Bighorn Sheep (Ovis canadensis) is one of three species of mountain sheep in North America and Siberia; the other two species being Ovis dalli, that includes Dall Sheep and Stone's Sheep, and the Siberian Snow sheep Ovis nivicola.The taxononomy continues to be modified as new genetic and morphologic data becomes available but most scientists currently recognize the following subspecies of bighorn:Rocky Mountain Bighorn Sheep (Ovis canadensis canadensis) Sierra Nevada Bighorn Sheep (Ovis canadensis sierrae), formerly California Bighorn Sheep, Desert Bighorn Sheep (Ovis canadensis nelsoni) In addition, there are currently two federally endangered populations:Sierra Nevada Bighorn Sheep (Ovis canadensis sierrae), recognized as a unique subspecies Peninsular Bighorn Sheep, a distinct population segment of Desert Bighorn Sheep (Ovis canadensis nelsoni) Big Horn Sheep Buy at AllPosters.comFramed MountedWild sheep crossed the Bering land bridge from Siberia during the Pleistocene (~750,000 years ago) and, subsequently, spread through western North America as far south as Baja California and northern mainland Mexico. Divergence from their closest Asian ancestor (Snow sheep) occurred about 600,000 years ago. In North America, wild sheep have diverged into two extant species — Dall sheep that occupy Alaska and northwestern Canada, and bighorn sheep that range from southern Canada to Mexico. However, the status of these species is questionable given that hybridization has occurred between them in their recent evolutionary history.Two hundred years ago, Bighorn Sheep were widespread throughout the western United States, Canada, and Northern Mexico. Some estimates placed their population at higher than 2 million. However, by around 1900, hunting, competition from domesticated sheep, and diseases had decreased the population to only several thousand. A program of reintroductions, natural parks, and reduced hunting, together with a decrease in domesticated sheep near the end of World War II, allowed the Bighorn Sheep to make a comeback, though not before Ovis canadensis auduboni, a sub-species that lived on the Black Hills, went extinct.Bighorn sheep were amongst the most admired animals of the Apsaalooka, or Crow, people, and what is today called the Bighorn Mountain Range was central to the Apsaalooka tribal lands. Bighorn Sheep are hunted for their meat and horns, which are used in ceremonies, as food, and as hunting trophies. They also serve as a source of eco-tourism, as tourists come to see the famed Bighorn Sheep in their native habitat. Bighorn Sheep are considered good indicators of land health because the species is sensitive to many human-induced environmental problems. In addition to their aesthetic value, Bighorn Sheep are considered desirable game animals by hunters. The Rocky Mountain and Sierra Nevada bighorn occupy the cooler mountainous regions of Canada and the United States. In contrast, the Desert Bighorn Sheep subspecies are indigenous to the hot desert ecosystems of the Southwest United States.The latest science shows that Bighorn Sheep is one species, with 3 subspecies O. c. canadensis, O. c. nelsoni and O. c. sierrae. O. c. sierrae is a genetically distinct subspecies that only occurs in the Sierra Nevada. O. c. nelsoni occur throughout the southwestern desert regions of the U.S. and Mexico, whereas O. c. canadensis occupy the U.S. and Canadian Rocky Mountains and the northwestern U.S.
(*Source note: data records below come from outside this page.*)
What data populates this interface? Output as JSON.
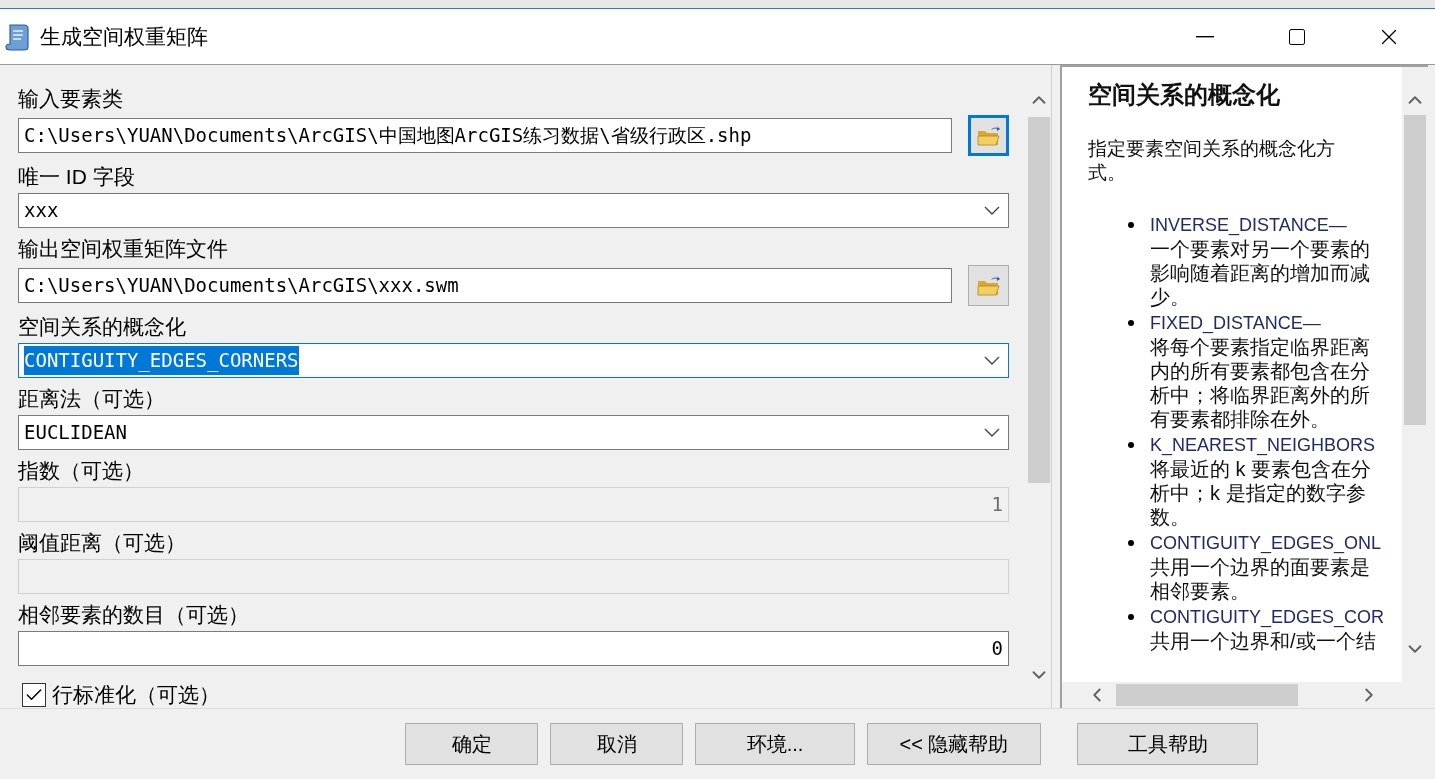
{
  "window": {
    "title": "生成空间权重矩阵"
  },
  "form": {
    "fields": [
      {
        "kind": "file",
        "label": "输入要素类",
        "value": "C:\\Users\\YUAN\\Documents\\ArcGIS\\中国地图ArcGIS练习数据\\省级行政区.shp",
        "disabled": false,
        "highlighted": false,
        "focused": true
      },
      {
        "kind": "dropdown",
        "label": "唯一 ID 字段",
        "value": "xxx",
        "disabled": false,
        "highlighted": false
      },
      {
        "kind": "file",
        "label": "输出空间权重矩阵文件",
        "value": "C:\\Users\\YUAN\\Documents\\ArcGIS\\xxx.swm",
        "disabled": false,
        "highlighted": false,
        "focused": false
      },
      {
        "kind": "dropdown",
        "label": "空间关系的概念化",
        "value": "CONTIGUITY_EDGES_CORNERS",
        "disabled": false,
        "highlighted": true
      },
      {
        "kind": "dropdown",
        "label": "距离法（可选）",
        "value": "EUCLIDEAN",
        "disabled": false,
        "highlighted": false
      },
      {
        "kind": "number",
        "label": "指数（可选）",
        "value": "1",
        "disabled": true,
        "highlighted": false
      },
      {
        "kind": "number",
        "label": "阈值距离（可选）",
        "disabled": true,
        "highlighted": false
      },
      {
        "kind": "number",
        "label": "相邻要素的数目（可选）",
        "value": "0",
        "disabled": false,
        "highlighted": false
      },
      {
        "kind": "checkbox",
        "label": "行标准化（可选）",
        "checked": true
      }
    ]
  },
  "help": {
    "title": "空间关系的概念化",
    "intro": "指定要素空间关系的概念化方式。",
    "items": [
      {
        "term": "INVERSE_DISTANCE—",
        "text": "一个要素对另一个要素的影响随着距离的增加而减少。"
      },
      {
        "term": "FIXED_DISTANCE—",
        "text": "将每个要素指定临界距离内的所有要素都包含在分析中；将临界距离外的所有要素都排除在外。"
      },
      {
        "term": "K_NEAREST_NEIGHBORS",
        "text": "将最近的 k 要素包含在分析中；k 是指定的数字参数。"
      },
      {
        "term": "CONTIGUITY_EDGES_ONL",
        "text": "共用一个边界的面要素是相邻要素。"
      },
      {
        "term": "CONTIGUITY_EDGES_COR",
        "text": "共用一个边界和/或一个结"
      }
    ]
  },
  "buttons": [
    "确定",
    "取消",
    "环境...",
    "<< 隐藏帮助",
    "工具帮助"
  ]
}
AUTHOR: Ranger Jeri Zemon
In 1933, Anza-Borrego was set aside as a state park, in part to preserve the habitat of the Peninsular Bighorn Sheep. Since then, their numbers have decreased, and spotting a Bighorn has become a rare experience in California. We are fortunate that it is still possible to see a Bighorn Sheep in the wild during a visit to Anza-Borrego Desert State Park.
Sub Family: Caprinae
Bighorn Geography – RangeThe natural range of Ovis canadensis was formerly in the Rocky Mountains from southern Canada to Colorado, but is now reduced to small bands protected by inaccessible habitat or by refuges. The desert subspecies (Ovis canadensis nelsoni) ranges from Nevada and California to west Texas and south into Mexico. Another rare member inhabits the Sierra Nevada Mountain of California.
AUTHOR: Ranger Jim Meier
It was most unusual to see Mama Ewe standing in the same spot where I’d last seen her. But there she was, in the clearing at Lower Willows in Coyote Canyon where I’d seen her two days before during the bighorn sheep count. Four legs spread wide; her head hung as if muscles were not attached. Drainage flowed from her eyes and nose. Something must be done!